(Stored items from a collection)

------------------------------------

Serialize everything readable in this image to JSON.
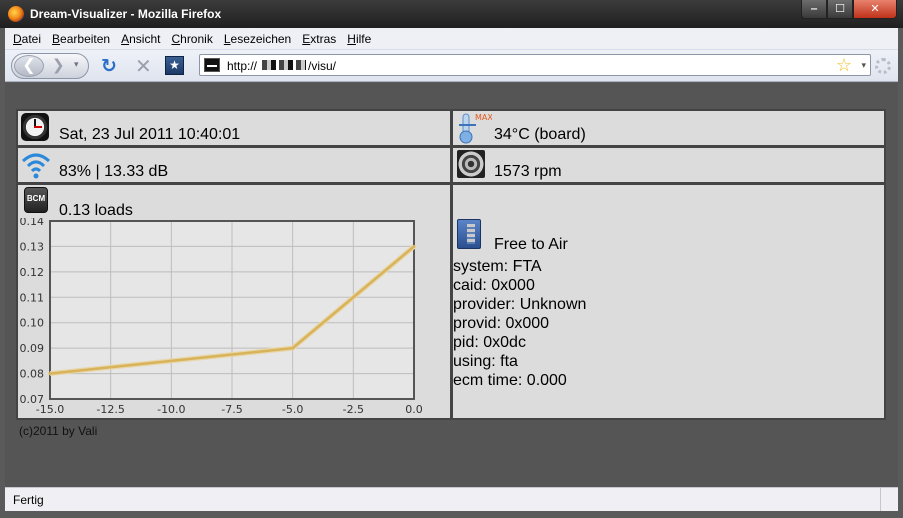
{
  "window": {
    "title": "Dream-Visualizer - Mozilla Firefox",
    "minimize_glyph": "‒",
    "maximize_glyph": "☐",
    "close_glyph": "✕"
  },
  "menu": [
    "Datei",
    "Bearbeiten",
    "Ansicht",
    "Chronik",
    "Lesezeichen",
    "Extras",
    "Hilfe"
  ],
  "navbar": {
    "back_glyph": "❮",
    "forward_glyph": "❯",
    "dropdown_glyph": "▾",
    "reload_glyph": "↻",
    "stop_glyph": "✕",
    "bookmark_glyph": "★",
    "url_prefix": "http://",
    "url_path": "/visu/",
    "star_glyph": "☆",
    "url_dropdown_glyph": "▾"
  },
  "panels": {
    "datetime": "Sat, 23 Jul 2011 10:40:01",
    "temperature": "34°C (board)",
    "temperature_badge": "MAX",
    "wifi": "83% | 13.33 dB",
    "fan": "1573 rpm",
    "load": "0.13 loads",
    "bcm_label": "BCM",
    "channel": {
      "name": "Free to Air",
      "lines": [
        "system: FTA",
        "caid: 0x000",
        "provider: Unknown",
        "provid: 0x000",
        "pid: 0x0dc",
        "using: fta",
        "ecm time: 0.000"
      ]
    }
  },
  "footer": "(c)2011 by Vali",
  "status": "Fertig",
  "colors": {
    "line": "#d8b35a",
    "panel_bg": "#dcdcdc",
    "page_bg": "#555555"
  },
  "chart_data": {
    "type": "line",
    "x": [
      -15.0,
      -5.0,
      0.0
    ],
    "series": [
      {
        "values": [
          0.08,
          0.09,
          0.13
        ]
      }
    ],
    "xlim": [
      -15.0,
      0.0
    ],
    "ylim": [
      0.07,
      0.14
    ],
    "xticks": [
      "-15.0",
      "-12.5",
      "-10.0",
      "-7.5",
      "-5.0",
      "-2.5",
      "0.0"
    ],
    "yticks": [
      "0.07",
      "0.08",
      "0.09",
      "0.10",
      "0.11",
      "0.12",
      "0.13",
      "0.14"
    ],
    "grid": true
  }
}
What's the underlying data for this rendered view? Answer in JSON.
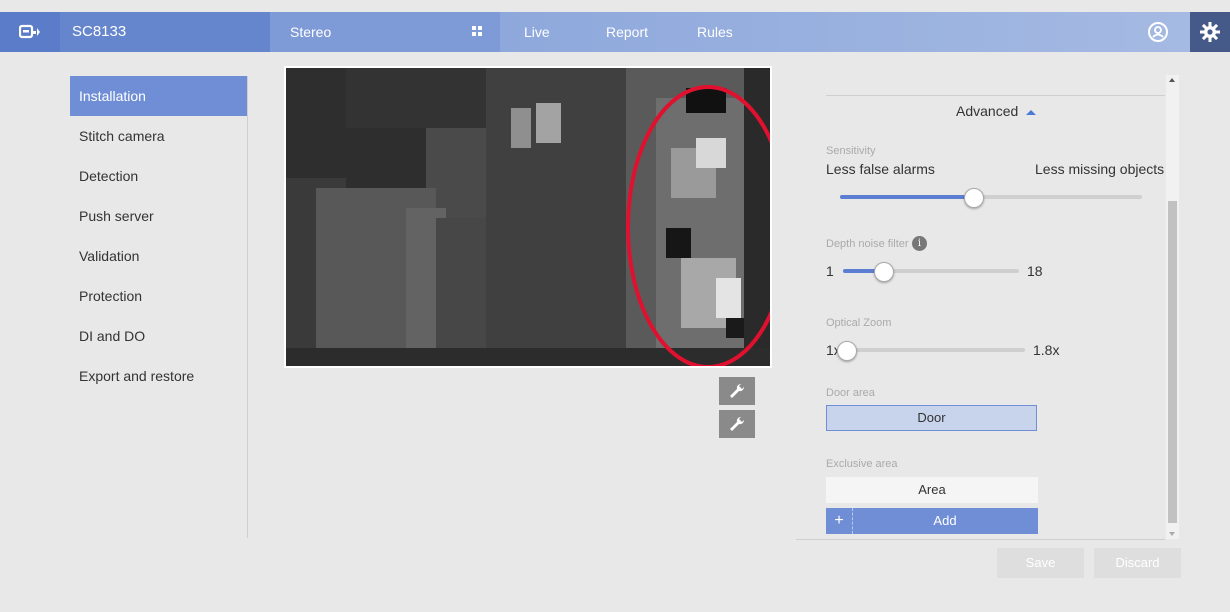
{
  "header": {
    "model": "SC8133",
    "view_mode": "Stereo",
    "nav": [
      "Live",
      "Report",
      "Rules"
    ]
  },
  "sidebar": {
    "items": [
      {
        "label": "Installation",
        "active": true
      },
      {
        "label": "Stitch camera"
      },
      {
        "label": "Detection"
      },
      {
        "label": "Push server"
      },
      {
        "label": "Validation"
      },
      {
        "label": "Protection"
      },
      {
        "label": "DI and DO"
      },
      {
        "label": "Export and restore"
      }
    ]
  },
  "settings": {
    "advanced_label": "Advanced",
    "sensitivity": {
      "label": "Sensitivity",
      "left_label": "Less false alarms",
      "right_label": "Less missing objects",
      "level": 0.44
    },
    "depth_noise": {
      "label": "Depth noise filter",
      "min": "1",
      "max": "18",
      "value_fraction": 0.23
    },
    "optical_zoom": {
      "label": "Optical Zoom",
      "min": "1x",
      "max": "1.8x",
      "value_fraction": 0.0
    },
    "door_area": {
      "label": "Door area",
      "button": "Door"
    },
    "exclusive_area": {
      "label": "Exclusive area",
      "area_button": "Area",
      "add_button": "Add"
    }
  },
  "footer": {
    "save": "Save",
    "discard": "Discard"
  },
  "colors": {
    "accent": "#6f8ed6",
    "annotation": "#e0102f"
  }
}
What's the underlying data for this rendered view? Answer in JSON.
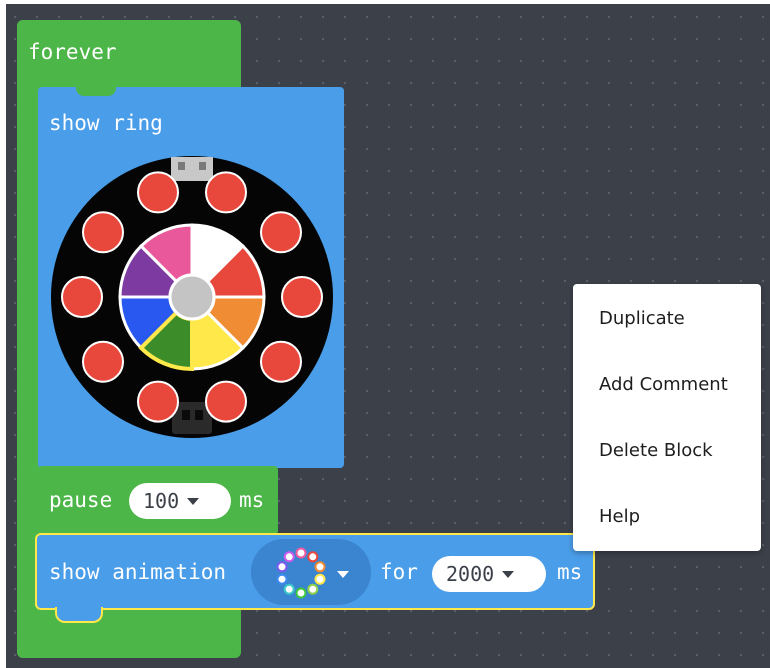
{
  "forever_block": {
    "label": "forever"
  },
  "show_ring_block": {
    "label": "show ring",
    "outer_led_color": "#e8473c",
    "wheel_segments": [
      "#ffffff",
      "#e8473c",
      "#f08c33",
      "#ffe84a",
      "#3c8c2a",
      "#2858f0",
      "#7d3aa0",
      "#e8589a"
    ],
    "selected_segment": 4
  },
  "pause_block": {
    "label": "pause",
    "value": "100",
    "unit": "ms"
  },
  "show_animation_block": {
    "label": "show animation",
    "for_label": "for",
    "value": "2000",
    "unit": "ms",
    "animation_icon": "rainbow-ring-icon"
  },
  "context_menu": {
    "items": [
      "Duplicate",
      "Add Comment",
      "Delete Block",
      "Help"
    ]
  },
  "colors": {
    "workspace_bg": "#3c4049",
    "loops_green": "#4db648",
    "light_blue": "#4a9de8",
    "selection_yellow": "#ffe84a"
  }
}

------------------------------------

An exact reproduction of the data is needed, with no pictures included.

Serialize everything readable in this image to JSON.
{
  "window": {
    "title": "Dream-Visualizer - Mozilla Firefox",
    "minimize_glyph": "‒",
    "maximize_glyph": "☐",
    "close_glyph": "✕"
  },
  "menu": [
    "Datei",
    "Bearbeiten",
    "Ansicht",
    "Chronik",
    "Lesezeichen",
    "Extras",
    "Hilfe"
  ],
  "navbar": {
    "back_glyph": "❮",
    "forward_glyph": "❯",
    "dropdown_glyph": "▾",
    "reload_glyph": "↻",
    "stop_glyph": "✕",
    "bookmark_glyph": "★",
    "url_prefix": "http://",
    "url_path": "/visu/",
    "star_glyph": "☆",
    "url_dropdown_glyph": "▾"
  },
  "panels": {
    "datetime": "Sat, 23 Jul 2011 10:40:01",
    "temperature": "34°C (board)",
    "temperature_badge": "MAX",
    "wifi": "83% | 13.33 dB",
    "fan": "1573 rpm",
    "load": "0.13 loads",
    "bcm_label": "BCM",
    "channel": {
      "name": "Free to Air",
      "lines": [
        "system: FTA",
        "caid: 0x000",
        "provider: Unknown",
        "provid: 0x000",
        "pid: 0x0dc",
        "using: fta",
        "ecm time: 0.000"
      ]
    }
  },
  "footer": "(c)2011 by Vali",
  "status": "Fertig",
  "colors": {
    "line": "#d8b35a",
    "panel_bg": "#dcdcdc",
    "page_bg": "#555555"
  },
  "chart_data": {
    "type": "line",
    "x": [
      -15.0,
      -5.0,
      0.0
    ],
    "series": [
      {
        "values": [
          0.08,
          0.09,
          0.13
        ]
      }
    ],
    "xlim": [
      -15.0,
      0.0
    ],
    "ylim": [
      0.07,
      0.14
    ],
    "xticks": [
      "-15.0",
      "-12.5",
      "-10.0",
      "-7.5",
      "-5.0",
      "-2.5",
      "0.0"
    ],
    "yticks": [
      "0.07",
      "0.08",
      "0.09",
      "0.10",
      "0.11",
      "0.12",
      "0.13",
      "0.14"
    ],
    "grid": true
  }
}
What's the underlying data for this rendered view? Answer in JSON.
{
  "header": {
    "model": "SC8133",
    "view_mode": "Stereo",
    "nav": [
      "Live",
      "Report",
      "Rules"
    ]
  },
  "sidebar": {
    "items": [
      {
        "label": "Installation",
        "active": true
      },
      {
        "label": "Stitch camera"
      },
      {
        "label": "Detection"
      },
      {
        "label": "Push server"
      },
      {
        "label": "Validation"
      },
      {
        "label": "Protection"
      },
      {
        "label": "DI and DO"
      },
      {
        "label": "Export and restore"
      }
    ]
  },
  "settings": {
    "advanced_label": "Advanced",
    "sensitivity": {
      "label": "Sensitivity",
      "left_label": "Less false alarms",
      "right_label": "Less missing objects",
      "level": 0.44
    },
    "depth_noise": {
      "label": "Depth noise filter",
      "min": "1",
      "max": "18",
      "value_fraction": 0.23
    },
    "optical_zoom": {
      "label": "Optical Zoom",
      "min": "1x",
      "max": "1.8x",
      "value_fraction": 0.0
    },
    "door_area": {
      "label": "Door area",
      "button": "Door"
    },
    "exclusive_area": {
      "label": "Exclusive area",
      "area_button": "Area",
      "add_button": "Add"
    }
  },
  "footer": {
    "save": "Save",
    "discard": "Discard"
  },
  "colors": {
    "accent": "#6f8ed6",
    "annotation": "#e0102f"
  }
}
What's the underlying data for this rendered view? Answer in JSON.
{
  "forever_block": {
    "label": "forever"
  },
  "show_ring_block": {
    "label": "show ring",
    "outer_led_color": "#e8473c",
    "wheel_segments": [
      "#ffffff",
      "#e8473c",
      "#f08c33",
      "#ffe84a",
      "#3c8c2a",
      "#2858f0",
      "#7d3aa0",
      "#e8589a"
    ],
    "selected_segment": 4
  },
  "pause_block": {
    "label": "pause",
    "value": "100",
    "unit": "ms"
  },
  "show_animation_block": {
    "label": "show animation",
    "for_label": "for",
    "value": "2000",
    "unit": "ms",
    "animation_icon": "rainbow-ring-icon"
  },
  "context_menu": {
    "items": [
      "Duplicate",
      "Add Comment",
      "Delete Block",
      "Help"
    ]
  },
  "colors": {
    "workspace_bg": "#3c4049",
    "loops_green": "#4db648",
    "light_blue": "#4a9de8",
    "selection_yellow": "#ffe84a"
  }
}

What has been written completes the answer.